American Airlines flight attendants are requesting federal permission to initiate a strike, potentially coinciding with the peak holiday travel season. Monday, the Association of Professional Flight Attendants (APFA) formally petitioned the National Mediation Board to declare an impasse in the negotiations.
Union leaders expressed frustration over stalled negotiations for a new contract, pointing to the absence of salary increases since 2019 and success recently for other airline union groups. Southwest Airlines’ flight attendants secured a retroactive 20% raise and American Airlines’ pilots receiving a significant wage increase as well.
The flight attendants’ union seeks an immediate 35% raise and subsequent annual 6% increments across a three-year period, contrasting with American’s offer of an 11% upfront raise, potentially rising to 18% with increased boarding pay, followed by annual 2% increments. Additionally, the union advocates for larger 401(k) contributions and extended rest periods.
American Airlines contests the flight attendants’ union’s claim of negotiation deadlock, asserting months of offering what they term an “industry-leading economic proposal” alongside ongoing progress on other contract elements. The airline is open to continued collaboration with the union and the National Mediation Board to secure an agreement.

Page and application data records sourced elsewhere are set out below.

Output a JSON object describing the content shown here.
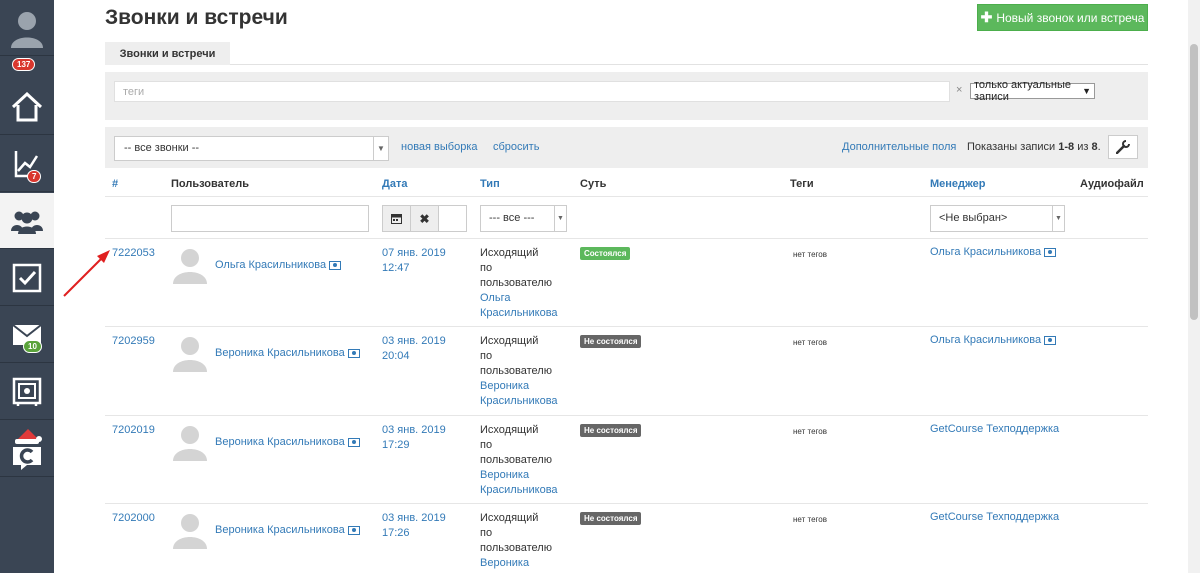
{
  "sidebar": {
    "badges": {
      "profile": "137",
      "analytics": "7",
      "mail": "10"
    }
  },
  "page": {
    "title": "Звонки и встречи"
  },
  "toolbar": {
    "new_button_label": "Новый звонок или встреча"
  },
  "tabs": [
    {
      "label": "Звонки и встречи"
    }
  ],
  "tags_filter": {
    "placeholder": "теги",
    "clear_symbol": "×",
    "scope_select": "только актуальные записи"
  },
  "filters": {
    "calls_select": "-- все звонки --",
    "new_selection": "новая выборка",
    "reset": "сбросить",
    "extra_fields": "Дополнительные поля",
    "shown_prefix": "Показаны записи ",
    "shown_range": "1-8",
    "shown_mid": " из ",
    "shown_total": "8",
    "shown_suffix": "."
  },
  "columns": {
    "id": "#",
    "user": "Пользователь",
    "date": "Дата",
    "type": "Тип",
    "essence": "Суть",
    "tags": "Теги",
    "manager": "Менеджер",
    "audio": "Аудиофайл"
  },
  "column_filters": {
    "type_select": "--- все ---",
    "manager_select": "<Не выбран>"
  },
  "rows": [
    {
      "id": "7222053",
      "user": "Ольга Красильникова",
      "date": "07 янв. 2019",
      "time": "12:47",
      "type_lines": [
        "Исходящий",
        "по",
        "пользователю"
      ],
      "type_user_lines": [
        "Ольга",
        "Красильникова"
      ],
      "status": "Состоялся",
      "tags": "нет тегов",
      "manager": "Ольга Красильникова"
    },
    {
      "id": "7202959",
      "user": "Вероника Красильникова",
      "date": "03 янв. 2019",
      "time": "20:04",
      "type_lines": [
        "Исходящий",
        "по",
        "пользователю"
      ],
      "type_user_lines": [
        "Вероника",
        "Красильникова"
      ],
      "status": "Не состоялся",
      "tags": "нет тегов",
      "manager": "Ольга Красильникова"
    },
    {
      "id": "7202019",
      "user": "Вероника Красильникова",
      "date": "03 янв. 2019",
      "time": "17:29",
      "type_lines": [
        "Исходящий",
        "по",
        "пользователю"
      ],
      "type_user_lines": [
        "Вероника",
        "Красильникова"
      ],
      "status": "Не состоялся",
      "tags": "нет тегов",
      "manager": "GetCourse Техподдержка"
    },
    {
      "id": "7202000",
      "user": "Вероника Красильникова",
      "date": "03 янв. 2019",
      "time": "17:26",
      "type_lines": [
        "Исходящий",
        "по",
        "пользователю"
      ],
      "type_user_lines": [
        "Вероника"
      ],
      "status": "Не состоялся",
      "tags": "нет тегов",
      "manager": "GetCourse Техподдержка"
    }
  ],
  "colors": {
    "sidebar": "#3a4554",
    "accent_green": "#5cb85c",
    "link": "#337ab7",
    "arrow": "#e02020"
  }
}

As American Airlines flight attendants picketed outside company headquarters, Southwest Airlines pilots have established a strike center in Dallas, signaling their intent to request strike rights if an agreement isn’t reached with the airline imminently. The Southwest Airlines Pilots Association anticipates the potential for a strike on Dec. 29, as indicated by a countdown clock in the strike center.
American Airlines firmly denies any chance of a holiday walkout, but the chance does remain if the impasse is declared in the next few days. The strike would then follow a mandatory 30-day cooling-off period. However, the likelihood of either union initiating a strike remains uncertain because federal law imposes significant barriers for airline employees to strike or for carriers to impose lockouts. Even if the mediators declare the negotiations at an impasse, any potential strike action is subject to intervention by the president or Congress to prevent economic harm to the country.